    AbWE Iperf 28 days bandwidth history. During this time we can see several different situations caused by different routing from SLAC to CALTECH Drop to 100 Mbits/s by Routing (BGP) errors Drop to 622 Mbits/s path back to new CENIC path New CENIC path 1000 Mbits/s Reverse Routing changes Forward Routing changes Scatter plot graphs of Iperf versus ABw on different paths (range 20800 Mbits/s) showing agreement of two methods (28 days history) RTT Bbftp Iperf 1 stream

    Slide 37:ABwE also works well on DSL and wireless networks.ABwE also works well on DSL and wireless networks.

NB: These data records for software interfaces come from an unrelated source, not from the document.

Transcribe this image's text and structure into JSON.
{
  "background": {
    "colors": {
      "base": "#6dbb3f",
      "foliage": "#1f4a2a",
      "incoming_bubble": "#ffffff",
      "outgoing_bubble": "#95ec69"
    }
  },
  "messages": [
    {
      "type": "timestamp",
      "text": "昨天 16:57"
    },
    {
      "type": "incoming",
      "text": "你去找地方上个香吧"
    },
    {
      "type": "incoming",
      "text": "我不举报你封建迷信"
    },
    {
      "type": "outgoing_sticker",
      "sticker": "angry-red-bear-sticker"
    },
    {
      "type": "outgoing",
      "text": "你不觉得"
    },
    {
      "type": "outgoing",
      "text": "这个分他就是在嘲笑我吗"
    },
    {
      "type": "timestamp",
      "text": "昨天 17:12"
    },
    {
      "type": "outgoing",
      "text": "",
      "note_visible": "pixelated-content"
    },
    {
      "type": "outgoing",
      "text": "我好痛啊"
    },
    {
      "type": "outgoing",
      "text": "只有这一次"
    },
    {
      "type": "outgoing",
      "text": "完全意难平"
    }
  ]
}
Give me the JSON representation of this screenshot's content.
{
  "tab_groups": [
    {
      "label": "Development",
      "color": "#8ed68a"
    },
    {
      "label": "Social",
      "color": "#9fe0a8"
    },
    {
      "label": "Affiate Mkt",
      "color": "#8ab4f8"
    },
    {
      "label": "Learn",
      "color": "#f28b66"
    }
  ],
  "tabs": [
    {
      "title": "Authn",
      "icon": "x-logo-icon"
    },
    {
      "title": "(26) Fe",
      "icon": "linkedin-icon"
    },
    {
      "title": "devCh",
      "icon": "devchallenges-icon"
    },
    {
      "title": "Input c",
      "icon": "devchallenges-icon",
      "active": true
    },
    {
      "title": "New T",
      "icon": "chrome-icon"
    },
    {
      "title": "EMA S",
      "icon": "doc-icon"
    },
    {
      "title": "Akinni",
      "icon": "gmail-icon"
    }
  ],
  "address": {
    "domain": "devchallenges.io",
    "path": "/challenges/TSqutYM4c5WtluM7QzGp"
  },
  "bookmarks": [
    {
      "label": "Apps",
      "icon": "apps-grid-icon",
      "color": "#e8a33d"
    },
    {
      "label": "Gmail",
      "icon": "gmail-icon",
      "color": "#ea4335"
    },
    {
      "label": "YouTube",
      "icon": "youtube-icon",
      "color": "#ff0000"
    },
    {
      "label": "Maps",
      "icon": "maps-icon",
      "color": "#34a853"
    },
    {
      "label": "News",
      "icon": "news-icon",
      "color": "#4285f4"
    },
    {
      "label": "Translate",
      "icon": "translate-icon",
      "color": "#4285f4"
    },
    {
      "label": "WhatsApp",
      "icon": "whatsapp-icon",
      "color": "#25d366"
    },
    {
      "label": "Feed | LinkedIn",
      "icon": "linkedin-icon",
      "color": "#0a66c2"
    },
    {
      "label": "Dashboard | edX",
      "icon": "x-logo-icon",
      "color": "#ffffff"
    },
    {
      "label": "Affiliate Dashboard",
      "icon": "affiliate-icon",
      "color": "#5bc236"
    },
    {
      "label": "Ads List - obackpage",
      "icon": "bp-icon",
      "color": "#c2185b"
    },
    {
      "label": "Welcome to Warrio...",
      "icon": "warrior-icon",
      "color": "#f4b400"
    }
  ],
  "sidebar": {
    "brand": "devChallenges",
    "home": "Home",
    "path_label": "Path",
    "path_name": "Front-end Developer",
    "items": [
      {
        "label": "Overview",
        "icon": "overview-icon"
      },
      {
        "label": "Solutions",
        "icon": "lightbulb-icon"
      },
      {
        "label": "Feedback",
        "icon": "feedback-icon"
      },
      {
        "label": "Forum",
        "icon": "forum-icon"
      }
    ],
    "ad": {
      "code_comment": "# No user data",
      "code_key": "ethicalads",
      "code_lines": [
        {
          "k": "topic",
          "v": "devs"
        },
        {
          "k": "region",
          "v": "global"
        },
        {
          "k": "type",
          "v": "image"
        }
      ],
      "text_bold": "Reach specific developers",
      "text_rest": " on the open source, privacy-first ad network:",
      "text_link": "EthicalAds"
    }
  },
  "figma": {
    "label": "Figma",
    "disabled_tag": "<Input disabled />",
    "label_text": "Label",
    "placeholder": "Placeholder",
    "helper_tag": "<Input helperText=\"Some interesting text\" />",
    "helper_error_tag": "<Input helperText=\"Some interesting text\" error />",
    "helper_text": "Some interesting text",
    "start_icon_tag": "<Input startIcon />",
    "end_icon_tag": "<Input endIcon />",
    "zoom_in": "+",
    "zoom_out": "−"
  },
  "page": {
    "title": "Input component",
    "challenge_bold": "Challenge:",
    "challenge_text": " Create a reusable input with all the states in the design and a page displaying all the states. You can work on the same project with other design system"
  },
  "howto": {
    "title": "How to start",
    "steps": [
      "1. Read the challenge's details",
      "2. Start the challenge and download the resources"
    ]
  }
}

    Changes in network topology (BGP) can result in dramatic changes in performance Snapshot of traceroute summary table Samples of traceroute trees generated from the table ABwE measurement one/minute for 24 hours Thurs Oct 9 9:00am to Fri Oct 10 9:01am Drop in performance (From original path: SLAC-CENIC-Caltech to SLAC-Esnet-LosNettos (100Mbps) -Caltech ) Back to original path Changes detected by IEPM-Iperf and AbWE Esnet-LosNettos segment in the path (100 Mbits/s) Hour Remote host Dynamic BW capacity (DBC) Cross-traffic (XT) Available BW = (DBC-XT) Mbits/s Notes: 1. Caltech misrouted via Los-Nettos 100Mbps commercial net 14:00-17:00 2. ESnet/GEANT working on routes from 2:00 to 14:00 3. A previous occurrence went un-noticed for 2 months 4. Next step is to auto detect and notify Los-Nettos (100Mbps)